_Exercise goal_. All lines below containing the string "grass" are to be copied.

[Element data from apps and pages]
==*==

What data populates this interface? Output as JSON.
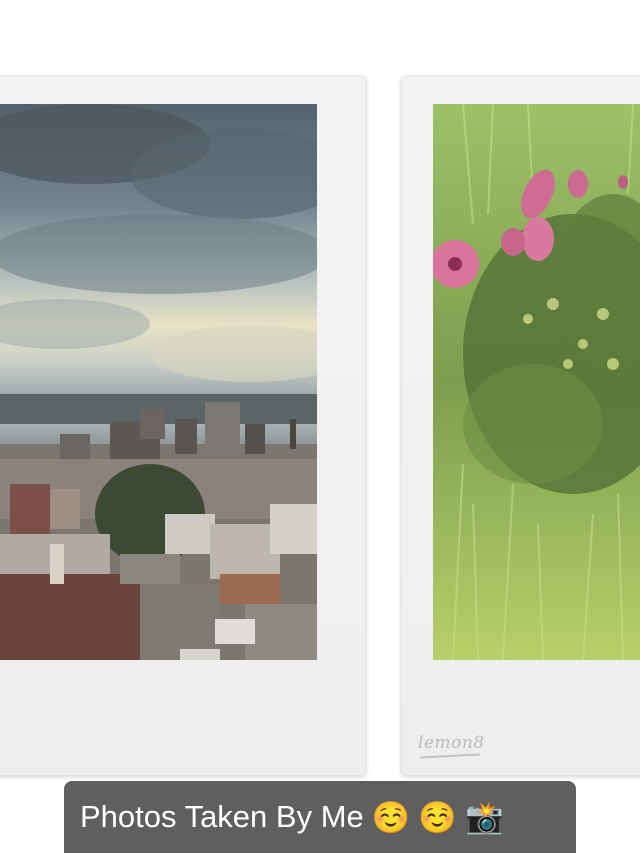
{
  "watermark": "lemon8",
  "caption": {
    "text": "Photos Taken By Me",
    "emojis": [
      "☺️",
      "☺️",
      "📸"
    ]
  },
  "photos": [
    {
      "subject": "city-skyline-storm-clouds"
    },
    {
      "subject": "pink-hibiscus-in-grass"
    }
  ],
  "colors": {
    "caption_bg": "#5f5f5f",
    "frame_bg": "#f1f1f1",
    "sky": "#6d7d86",
    "grass": "#a9c95d",
    "flower": "#d9739a"
  }
}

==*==

_Response_.
      "subject": "pink-hibiscus-in-grass"
    "grass": "#a9c95d",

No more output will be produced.